Which is fine, especially since the MC of this book, Imeris, who was just a baby in Crossroads of Canopy, is a much more compelling character than Unar ever was. Where Unar was arrogant and self-righteous, Imeris is a practical, humble badass.

Everything about this book is so much stronger than the first. And since it follows a new MC, you can read Echoes of Understorey without having read Crossroads of Canopy and probably not be confused at all. Unar makes an appearance, as do many of the side characters from her journey. The familiarity is nice. But Imeris is a much stronger character, not just in terms of her abilities, but in terms of the author's craft.

Anyway, Imeris is out with one goal in mind: to kill the body-snatching sorceress who was at the root of Unar's problems in book one. A lot of stuff gets in Imeris's way, most notably being swept up in a historic Hunt called by the rulers of Canopy.

Imeris is quite possibly the best warrior alive in her world, but she is humble about it and just wants to do her duty to rid her world of the sorceress and then maybe take up farming like Unar has. Unlike Unar, Imeris doesn't want to be a legend at all, though she doesn't shun her legendary status once she achieves it. She uses it for good.

Like with the first book ending with Unar on a new, vastly different adventure, Imeris finds herself on the cusp of something new and exciting. The next book will focus on her brother Leaper, but I hope to see some of Imeris in her new role.

Anyway, the setting is superb, the action is excellent and the characters are all wonderful and well-crafted. Highly recommend checking this out!

Thursday
Dec272018

Crossroads of Canopy

So this book has a society of people living in the tops of mountain-sized trees, so you know anything I have to say about it is going to be heavily skewed by my tree nerdiness.

The setting really is the best thing about the book, to be honest. It's richly imagined and described and I love the heck out of it. Of course I do! I want to live in Canopy forever and ever! Seriously though, trees that are MANY THOUSANDS OF FEET TALL!!!

*cough*

And that's about all that's good about this book. There's not much in the way of plot and the main character is awful. There are some side characters that I like all right, but the story is from the POV of Unar who is naive and deeply selfish. And whoadang arrogant.

This is also one of those books where most of the problems can be solved by people just sitting down and actually talking to each other. When books derive most of their conflict from this, it really truly annoys me.

The third act picks up significantly and Unar finally realizes what a steaming turd she is. And then she's driven not by arrogance but despair, except that she's kind of mopey, which is a touch annoying.

Anyway, anyone who loves trees as much as I do will probably like this book just fine, you'll find the setting is enough to buoy you through the dull bits. Otherwise, probably give this book a pass.

Wednesday
Oct032018

Furyborn

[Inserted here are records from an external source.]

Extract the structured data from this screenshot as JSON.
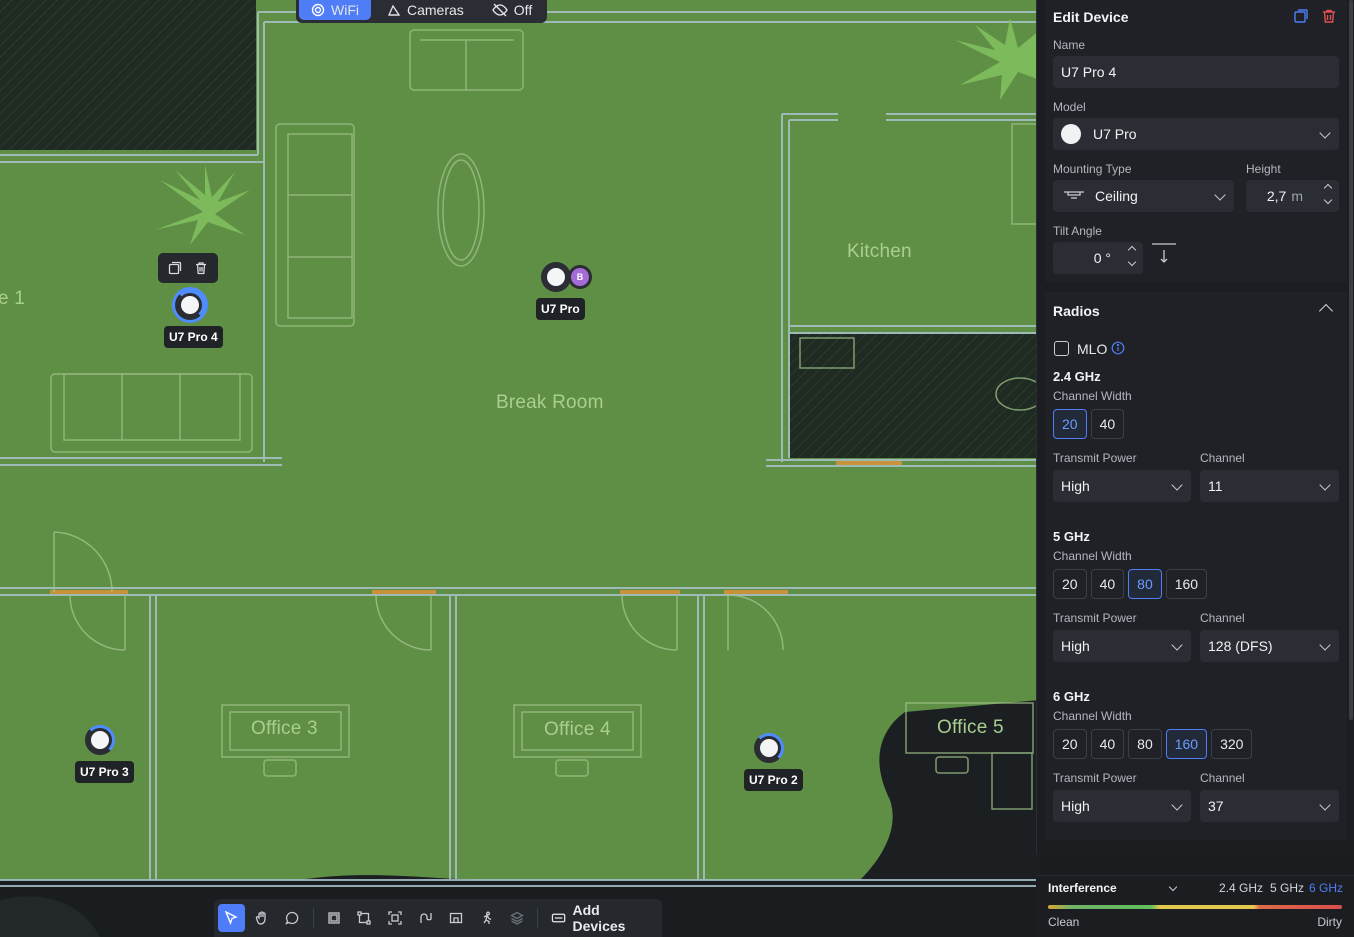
{
  "mode_bar": {
    "wifi": "WiFi",
    "cameras": "Cameras",
    "off": "Off"
  },
  "rooms": {
    "room1": "e 1",
    "break_room": "Break Room",
    "kitchen": "Kitchen",
    "office3": "Office 3",
    "office4": "Office 4",
    "office5": "Office 5"
  },
  "devices": {
    "d1": "U7 Pro 4",
    "d2": "U7 Pro",
    "d3": "U7 Pro 3",
    "d4": "U7 Pro 2",
    "badge": "B"
  },
  "bottom_toolbar": {
    "add_devices": "Add Devices"
  },
  "edit_device": {
    "title": "Edit Device",
    "name_label": "Name",
    "name_value": "U7 Pro 4",
    "model_label": "Model",
    "model_value": "U7 Pro",
    "mounting_label": "Mounting Type",
    "mounting_value": "Ceiling",
    "height_label": "Height",
    "height_value": "2,7",
    "height_unit": "m",
    "tilt_label": "Tilt Angle",
    "tilt_value": "0 °"
  },
  "radios": {
    "title": "Radios",
    "mlo_label": "MLO",
    "band24": {
      "title": "2.4 GHz",
      "width_label": "Channel Width",
      "widths": [
        "20",
        "40"
      ],
      "power_label": "Transmit Power",
      "power_value": "High",
      "channel_label": "Channel",
      "channel_value": "11"
    },
    "band5": {
      "title": "5 GHz",
      "width_label": "Channel Width",
      "widths": [
        "20",
        "40",
        "80",
        "160"
      ],
      "power_label": "Transmit Power",
      "power_value": "High",
      "channel_label": "Channel",
      "channel_value": "128 (DFS)"
    },
    "band6": {
      "title": "6 GHz",
      "width_label": "Channel Width",
      "widths": [
        "20",
        "40",
        "80",
        "160",
        "320"
      ],
      "power_label": "Transmit Power",
      "power_value": "High",
      "channel_label": "Channel",
      "channel_value": "37"
    }
  },
  "interference": {
    "title": "Interference",
    "tab24": "2.4 GHz",
    "tab5": "5 GHz",
    "tab6": "6 GHz",
    "clean": "Clean",
    "dirty": "Dirty"
  },
  "colors": {
    "floor": "#5f8e45",
    "accent": "#4f7df7",
    "panel": "#1f2126"
  }
}
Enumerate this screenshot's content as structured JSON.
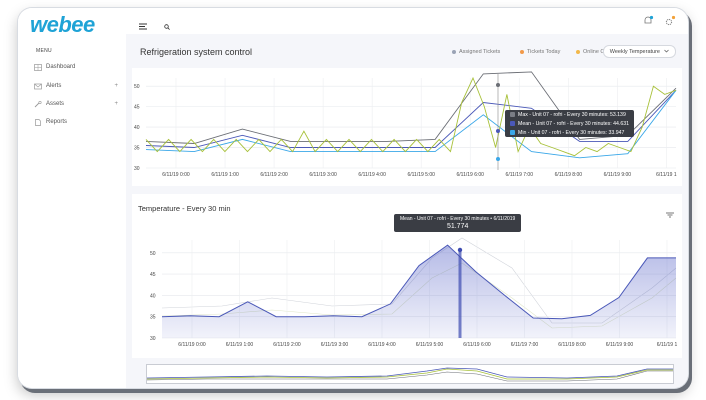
{
  "app": {
    "logo": "webee"
  },
  "sidebar": {
    "menu_title": "MENU",
    "items": [
      {
        "label": "Dashboard",
        "icon": "grid-icon",
        "expandable": false
      },
      {
        "label": "Alerts",
        "icon": "mail-icon",
        "expandable": true
      },
      {
        "label": "Assets",
        "icon": "wrench-icon",
        "expandable": true
      },
      {
        "label": "Reports",
        "icon": "document-icon",
        "expandable": false
      }
    ]
  },
  "topbar": {
    "menu_icon": "hamburger-icon",
    "search_icon": "search-icon",
    "bell_icon": "bell-icon",
    "settings_icon": "gear-icon"
  },
  "header": {
    "title": "Refrigeration system control",
    "legend": [
      {
        "label": "Assigned Tickets",
        "color": "#9aa3b5"
      },
      {
        "label": "Tickets Today",
        "color": "#f29a4a"
      },
      {
        "label": "Online Customer",
        "color": "#f2b84a"
      }
    ],
    "range_select": "Weekly Temperature"
  },
  "chart_top_tooltip": {
    "rows": [
      {
        "label": "Max - Unit 07 - rofri - Every 30 minutes: 53.139",
        "color": "#7a7d85"
      },
      {
        "label": "Mean - Unit 07 - rofri - Every 30 minutes: 44.631",
        "color": "#4a58b8"
      },
      {
        "label": "Min - Unit 07 - rofri - Every 30 minutes: 33.947",
        "color": "#3aa7e8"
      }
    ]
  },
  "second_panel": {
    "title": "Temperature - Every 30 min",
    "filter_icon": "filter-icon"
  },
  "chart_bottom_tooltip": {
    "label": "Mean - Unit 07 - rofri - Every 30 minutes • 6/11/2019",
    "value": "51.774"
  },
  "chart_data": [
    {
      "type": "line",
      "x": [
        "6/11/19 0:00",
        "6/11/19 1:00",
        "6/11/19 2:00",
        "6/11/19 3:00",
        "6/11/19 4:00",
        "6/11/19 5:00",
        "6/11/19 6:00",
        "6/11/19 7:00",
        "6/11/19 8:00",
        "6/11/19 9:00",
        "6/11/19 1"
      ],
      "ylim": [
        30,
        52
      ],
      "yticks": [
        30,
        35,
        40,
        45,
        50
      ],
      "series": [
        {
          "color": "#6b6e75",
          "values": [
            36.5,
            36,
            39.5,
            36.5,
            36.5,
            36.5,
            37,
            53,
            53.5,
            37,
            38,
            49.5
          ]
        },
        {
          "color": "#4a58b8",
          "values": [
            35.5,
            35,
            38,
            35,
            35,
            35,
            35,
            46,
            44.6,
            36.5,
            36.5,
            49
          ]
        },
        {
          "color": "#3aa7e8",
          "values": [
            34.5,
            34,
            37,
            34,
            34,
            34,
            34,
            43,
            34,
            32.5,
            33.5,
            49
          ]
        },
        {
          "color": "#a8c13a",
          "values": [
            37,
            34,
            37,
            34,
            37,
            34,
            37,
            34,
            37,
            34,
            37,
            34,
            37,
            34,
            39,
            34,
            37,
            34,
            37,
            34,
            37,
            34,
            37,
            34,
            37,
            34,
            37,
            34,
            46,
            52,
            45,
            35,
            48,
            34,
            40,
            36,
            35,
            34,
            33,
            35,
            34,
            36,
            35,
            34,
            40,
            50,
            48,
            49
          ]
        }
      ],
      "tooltip_x": "6/11/19 6:00",
      "grid": true
    },
    {
      "type": "area",
      "x": [
        "6/11/19 0:00",
        "6/11/19 1:00",
        "6/11/19 2:00",
        "6/11/19 3:00",
        "6/11/19 4:00",
        "6/11/19 5:00",
        "6/11/19 6:00",
        "6/11/19 7:00",
        "6/11/19 8:00",
        "6/11/19 9:00",
        "6/11/19 1"
      ],
      "ylim": [
        30,
        53
      ],
      "yticks": [
        30,
        35,
        40,
        45,
        50
      ],
      "series": [
        {
          "color": "#4a58b8",
          "values": [
            35,
            35.2,
            35,
            38.5,
            35,
            35,
            35.2,
            35,
            38,
            47,
            51.8,
            45.5,
            40,
            34.7,
            34.5,
            35.3,
            39.5,
            48.8,
            48.8
          ]
        }
      ],
      "grid": true
    }
  ]
}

I really loved the concept of this book, and overall it was pretty cool, but a lot of things just fell flat for me so I didn't love it the way I hoped I would. I didn't hate it either, it was just kind of meh.

This is the story of two queens separated by 1000 years but with a surprising (not really) way that their lives intersect. In this story, angels are the enemy and humans are waiting for the Sun Queen to save them from utter destruction.

While this book does some fun things to invert tropes, I found it was a bit of a mess in how it did so. And I didn't care a whole lot for any of the characters. Both MCs were well portrayed, fully actualized characters, I just didn't connect with either of them. And Simon's character was just a hot mess. Nothing he did made a single lick of sense if I put any thought into it at all.

I just felt like the author was constantly trying to shoehorn in sexual tension with mixed results. And then there's the way the book just sort of... stops. I know that this is part of a trilogy and expected a lot of things to be left open, but there was no proper "end" all the same.

Anyway, having two lady MCs who kick a lot of ass plus some really cool world-building with a fun magic system makes this book worth reading despite the issues. I'll likely pick up the next book, Kingsbane, when it comes out.